Go through the data and tally the lines that include "和我校工作实际". The reply is that number alone.

(Excerpts from an interface dataset)
──────

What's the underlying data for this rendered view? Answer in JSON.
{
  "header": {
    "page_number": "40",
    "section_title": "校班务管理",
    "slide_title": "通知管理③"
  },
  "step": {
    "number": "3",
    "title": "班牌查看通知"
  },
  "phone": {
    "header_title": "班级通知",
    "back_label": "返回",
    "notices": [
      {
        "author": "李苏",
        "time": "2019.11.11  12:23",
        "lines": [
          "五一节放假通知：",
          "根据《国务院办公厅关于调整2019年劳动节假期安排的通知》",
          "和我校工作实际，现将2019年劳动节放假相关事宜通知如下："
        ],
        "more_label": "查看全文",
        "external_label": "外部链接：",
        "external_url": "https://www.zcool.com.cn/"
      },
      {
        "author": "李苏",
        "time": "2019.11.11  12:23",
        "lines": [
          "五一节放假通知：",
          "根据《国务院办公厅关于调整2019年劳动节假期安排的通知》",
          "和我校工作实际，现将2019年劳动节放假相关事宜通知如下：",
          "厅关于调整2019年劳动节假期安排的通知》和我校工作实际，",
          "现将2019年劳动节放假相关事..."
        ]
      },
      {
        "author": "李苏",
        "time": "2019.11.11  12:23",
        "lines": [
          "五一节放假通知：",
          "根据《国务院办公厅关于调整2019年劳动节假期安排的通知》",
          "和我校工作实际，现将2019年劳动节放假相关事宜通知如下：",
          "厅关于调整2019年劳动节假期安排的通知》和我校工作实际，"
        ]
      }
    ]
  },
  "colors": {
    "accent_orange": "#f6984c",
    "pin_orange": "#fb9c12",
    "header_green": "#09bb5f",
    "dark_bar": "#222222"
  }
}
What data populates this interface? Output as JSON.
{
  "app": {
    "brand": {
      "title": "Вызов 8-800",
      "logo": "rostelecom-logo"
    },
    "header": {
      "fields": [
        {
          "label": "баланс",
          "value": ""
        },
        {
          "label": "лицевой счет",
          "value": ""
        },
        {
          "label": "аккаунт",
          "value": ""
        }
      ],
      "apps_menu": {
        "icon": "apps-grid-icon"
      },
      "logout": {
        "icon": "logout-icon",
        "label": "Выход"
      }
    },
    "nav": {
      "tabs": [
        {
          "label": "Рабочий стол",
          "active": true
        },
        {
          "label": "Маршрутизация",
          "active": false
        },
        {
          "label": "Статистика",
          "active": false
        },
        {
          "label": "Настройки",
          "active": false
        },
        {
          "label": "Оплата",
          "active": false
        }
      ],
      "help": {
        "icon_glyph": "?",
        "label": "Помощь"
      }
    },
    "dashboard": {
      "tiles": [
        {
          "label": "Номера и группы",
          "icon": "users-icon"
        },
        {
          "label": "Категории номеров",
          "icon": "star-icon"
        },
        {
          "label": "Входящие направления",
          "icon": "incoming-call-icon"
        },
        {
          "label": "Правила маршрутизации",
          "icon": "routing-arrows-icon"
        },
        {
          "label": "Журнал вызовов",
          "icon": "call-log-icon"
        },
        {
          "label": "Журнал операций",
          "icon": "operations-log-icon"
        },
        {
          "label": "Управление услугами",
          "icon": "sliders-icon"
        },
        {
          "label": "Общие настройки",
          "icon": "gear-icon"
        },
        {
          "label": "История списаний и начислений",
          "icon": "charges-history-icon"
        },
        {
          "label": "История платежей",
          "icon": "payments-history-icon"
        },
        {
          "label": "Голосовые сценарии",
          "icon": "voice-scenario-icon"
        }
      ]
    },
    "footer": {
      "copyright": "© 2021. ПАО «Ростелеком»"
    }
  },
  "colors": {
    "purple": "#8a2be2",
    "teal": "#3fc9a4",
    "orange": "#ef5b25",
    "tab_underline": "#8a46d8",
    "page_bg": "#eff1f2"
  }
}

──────

**RESPONSE:** 5